A tailored interface between organic and inorganic materials is of great importance to maximize the synergistic effects from hybridization. Polyethylene separators over-coated with inorganic thin films are the state-of-the art technology for preparing various secondary batteries with high safety. Unfortunately, the organic/inorganic hybrid separators have the drawback of a non-ideal interface, thus causing poor thermal/dimensional stability. Here, we report a straightforward method to resolve the drawback of the non-ideal interface between vapor deposited SiO 2 and polyethylene separators, to produce a highly stable lithium-ion battery separator through strong chemical linking generated by direct electron beam irradiation. The simple treatment with an electron beam with an optimized dose generates thermally stable polymer separators, which may enhance battery safety under high-temperature conditions. Additionally, the newly formed Si–O–C or Si–CH 3 chemical bonding enhances electrolyte-separator compatibility and thus may provide a better environment for ionic transport between the cathode and anode, thereby leading to better charge/discharge behaviors.

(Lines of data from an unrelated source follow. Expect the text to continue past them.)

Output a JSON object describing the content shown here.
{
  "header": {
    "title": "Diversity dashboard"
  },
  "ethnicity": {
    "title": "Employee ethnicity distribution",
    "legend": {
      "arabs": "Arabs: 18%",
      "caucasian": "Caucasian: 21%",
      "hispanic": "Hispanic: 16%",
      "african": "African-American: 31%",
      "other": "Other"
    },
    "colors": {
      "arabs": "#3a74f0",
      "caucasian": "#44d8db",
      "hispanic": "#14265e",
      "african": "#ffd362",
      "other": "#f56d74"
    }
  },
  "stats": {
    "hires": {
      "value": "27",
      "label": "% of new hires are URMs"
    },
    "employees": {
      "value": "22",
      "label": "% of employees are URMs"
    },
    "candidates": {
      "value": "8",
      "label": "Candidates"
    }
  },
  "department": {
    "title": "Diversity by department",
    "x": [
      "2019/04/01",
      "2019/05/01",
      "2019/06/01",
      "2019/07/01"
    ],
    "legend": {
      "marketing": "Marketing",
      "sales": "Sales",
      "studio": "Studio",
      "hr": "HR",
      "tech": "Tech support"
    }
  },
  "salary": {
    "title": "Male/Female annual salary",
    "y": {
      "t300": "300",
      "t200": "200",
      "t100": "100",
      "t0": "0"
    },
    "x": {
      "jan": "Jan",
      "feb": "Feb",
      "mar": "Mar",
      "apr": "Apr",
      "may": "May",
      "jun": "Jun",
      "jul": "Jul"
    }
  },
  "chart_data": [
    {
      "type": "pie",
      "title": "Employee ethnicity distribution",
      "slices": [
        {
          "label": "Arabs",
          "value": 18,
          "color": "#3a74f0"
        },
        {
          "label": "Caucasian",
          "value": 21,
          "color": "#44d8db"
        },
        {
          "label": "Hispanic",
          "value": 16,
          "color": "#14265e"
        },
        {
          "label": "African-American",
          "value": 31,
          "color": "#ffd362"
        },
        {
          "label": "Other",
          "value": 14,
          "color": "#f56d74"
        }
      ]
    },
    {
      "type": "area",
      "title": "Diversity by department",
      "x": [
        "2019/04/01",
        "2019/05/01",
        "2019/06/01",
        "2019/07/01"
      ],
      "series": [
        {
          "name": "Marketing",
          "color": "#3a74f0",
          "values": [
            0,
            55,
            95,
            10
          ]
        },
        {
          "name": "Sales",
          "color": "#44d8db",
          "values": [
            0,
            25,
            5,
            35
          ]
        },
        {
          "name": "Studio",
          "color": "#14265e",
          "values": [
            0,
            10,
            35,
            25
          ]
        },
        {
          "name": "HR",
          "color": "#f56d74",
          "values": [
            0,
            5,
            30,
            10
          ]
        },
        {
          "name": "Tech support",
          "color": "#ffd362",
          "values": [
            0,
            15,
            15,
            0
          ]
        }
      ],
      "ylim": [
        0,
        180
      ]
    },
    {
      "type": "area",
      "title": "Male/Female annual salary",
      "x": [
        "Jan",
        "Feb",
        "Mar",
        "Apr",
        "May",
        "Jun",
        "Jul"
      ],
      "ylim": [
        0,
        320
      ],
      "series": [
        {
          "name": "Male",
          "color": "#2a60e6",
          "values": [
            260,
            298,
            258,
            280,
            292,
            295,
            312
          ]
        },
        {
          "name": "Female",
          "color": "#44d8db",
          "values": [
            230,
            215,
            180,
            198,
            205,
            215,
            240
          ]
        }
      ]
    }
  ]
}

Bibliographical noteFunding Information:
This work was supported by the NRF of Korea Grant funded by the Ministry of Science, ICT & Future Planning ( NRF-2015M2A2A6A01045277 , 2014M3A7B4052200 , 2014M3A7B4051747 ).
All Science Journal Classification (ASJC) codes
- Condensed Matter Physics
- Physics and Astronomy(all)
- Surfaces and Interfaces
- Surfaces, Coatings and Films